Since Gray Stone is a charter school, it does not receive state-issued funding to purchase land or facilities, which means the school had to rely on donations from private sectors, school savings and a loan to build the 53,000 square-foot facility.
Nance said the school plans to continue its capital campaign to pay down some of the debt it has incurred.
“We’ll have to work very efficiently to be able to make the payments,” she said.
As students settled into the new building Tuesday, many were pleased to find things students at traditional public high schools consider commonplace.
“It’s nice having a full locker to ourselves finally and adequate work space,” sophomore Ethan Mancil said.
Students had been sharing lockers in the Harris Building.
Freshman Savannah Jordan said one of the highlights for her was the plethora of bathrooms.
“The old building only had about two stalls,” she said.
Jordan said she also likes the seclusion that the building provides, nestled away from the main campus.
“I like that we’re still on Pfeiffer’s campus, but we’re not around all the college students,” she said.
Sophomore Amber Watkins had the opposite reaction. She said the school’s philosophy of “what better way to prepare for college than on a college campus” has been stripped now that students aren’t interacting on campus.
Watkins said moving into the new building also means more rules, including no gum chewing or eating during class and that bookbags should be left in lockers throughout the day.
“We’re trying to set a standard for how things are going to be,” Nance said. “It’s their place too and the students have to help.”
Nance said since the community has invested in the school, she feels it’s important to keep it in tip-top shape.
“Too many people have had to work too hard to make this happen to have children carelessly destroy it,” she said.
Sophomore Adam Cartagena said the new rules mean less freedom.
“The other facility was less structured, but it gave us more responsibility,” he said.
Despite the changes, many students are excited about the benefits associated with the new building.
Sophomore Quentin Carsons said he’s happy to be in a building that has a reliable heating and air conditioning system.
“In the old building, the air conditioning comes on when it was cold out and the heat comes on when it was 90 degrees out,” he said.
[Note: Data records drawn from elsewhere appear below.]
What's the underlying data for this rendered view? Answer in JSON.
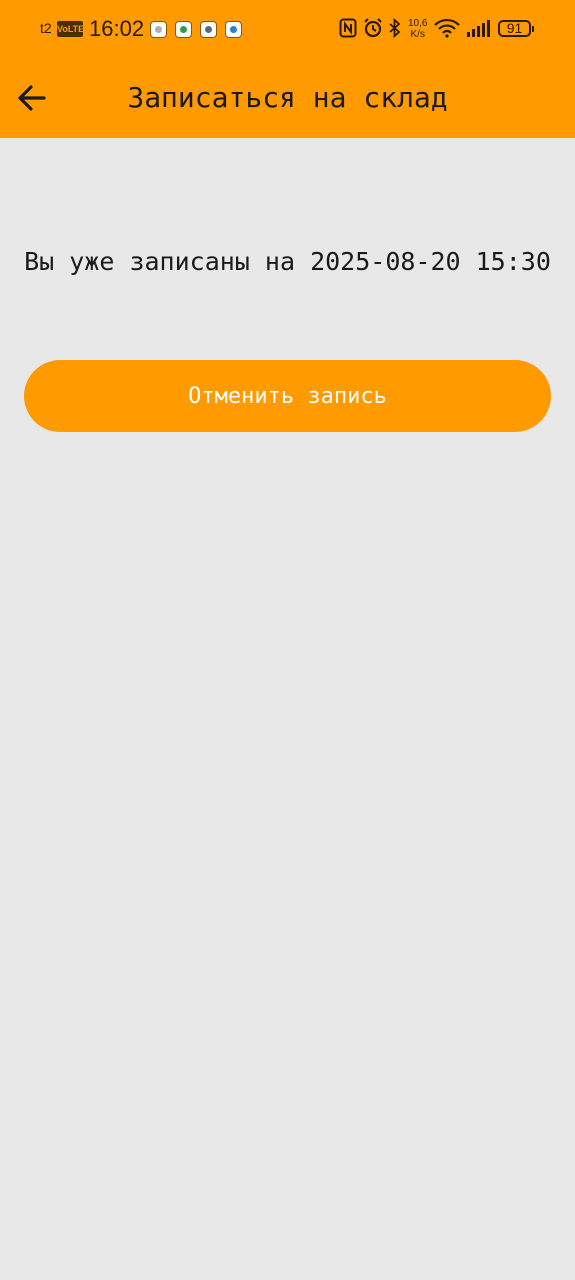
{
  "status_bar": {
    "carrier": "t2",
    "volte": "VoLTE",
    "time": "16:02",
    "network_speed_value": "10,6",
    "network_speed_unit": "K/s",
    "battery": "91",
    "app_icons": [
      "settings-app-icon",
      "whatsapp-app-icon",
      "bus-app-icon",
      "messenger-app-icon"
    ]
  },
  "toolbar": {
    "title": "Записаться на склад"
  },
  "main": {
    "message": "Вы уже записаны на 2025-08-20 15:30",
    "cancel_label": "Отменить запись"
  },
  "colors": {
    "accent": "#ff9b00",
    "background": "#e8e8e8",
    "text": "#1a1a1a",
    "button_text": "#ffffff"
  }
}
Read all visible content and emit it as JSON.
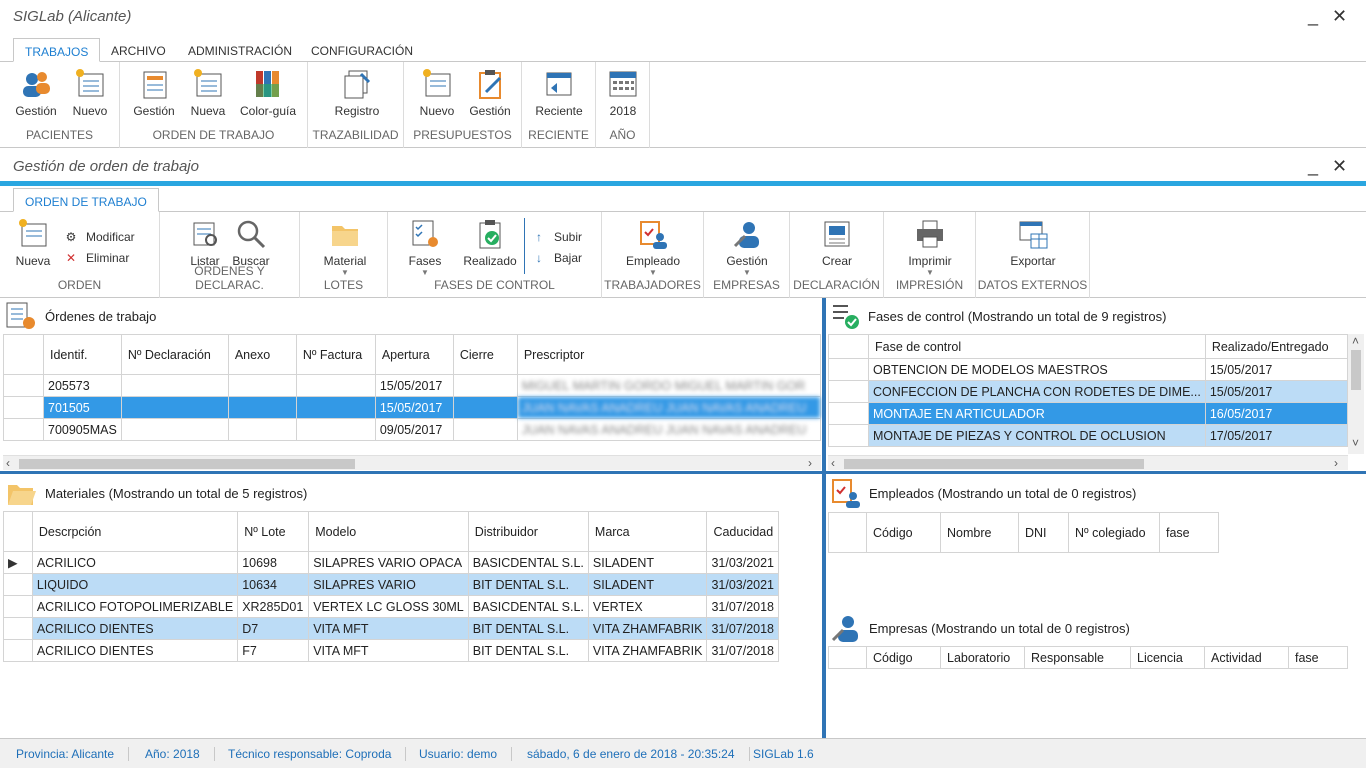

Sophomore Lauren Marino said she’s happy the facility doesn’t have any stairs.
“It feels more like a high school,” she said.
Math teacher Allison Stroud is excited about the new opportunities the facility will provide.
“The biggest advantage is that we’re all here in one building instead of being spread out on campus and the technology has greatly improved as well.”
Nance said the school now has interactive smart boards and a number of 60-inch LCD flat-screen televisions.
“The TVs will allow teachers to plug in their laptops to show PowerPoint presentations on a larger screen,” she said.
The school is also in the process of hooking up an interactive distance learning center that will allow students to take classes with instructors off campus.
The learning center can also be used for short prenotations.
“You could get a professor at North Carolina State to do a short-term seminar for our students here at our site,” Nance said.
Nance said having a large facility also means that curriculum can be expanded in the future.
“Hopefully, we’ll be able to get into offering more arts such as visual arts and music,” she said.
The facility also includes two computer labs, gymnasium, concession stand and student store.
Contact reporter Sarah Campbell at 704-797-7683.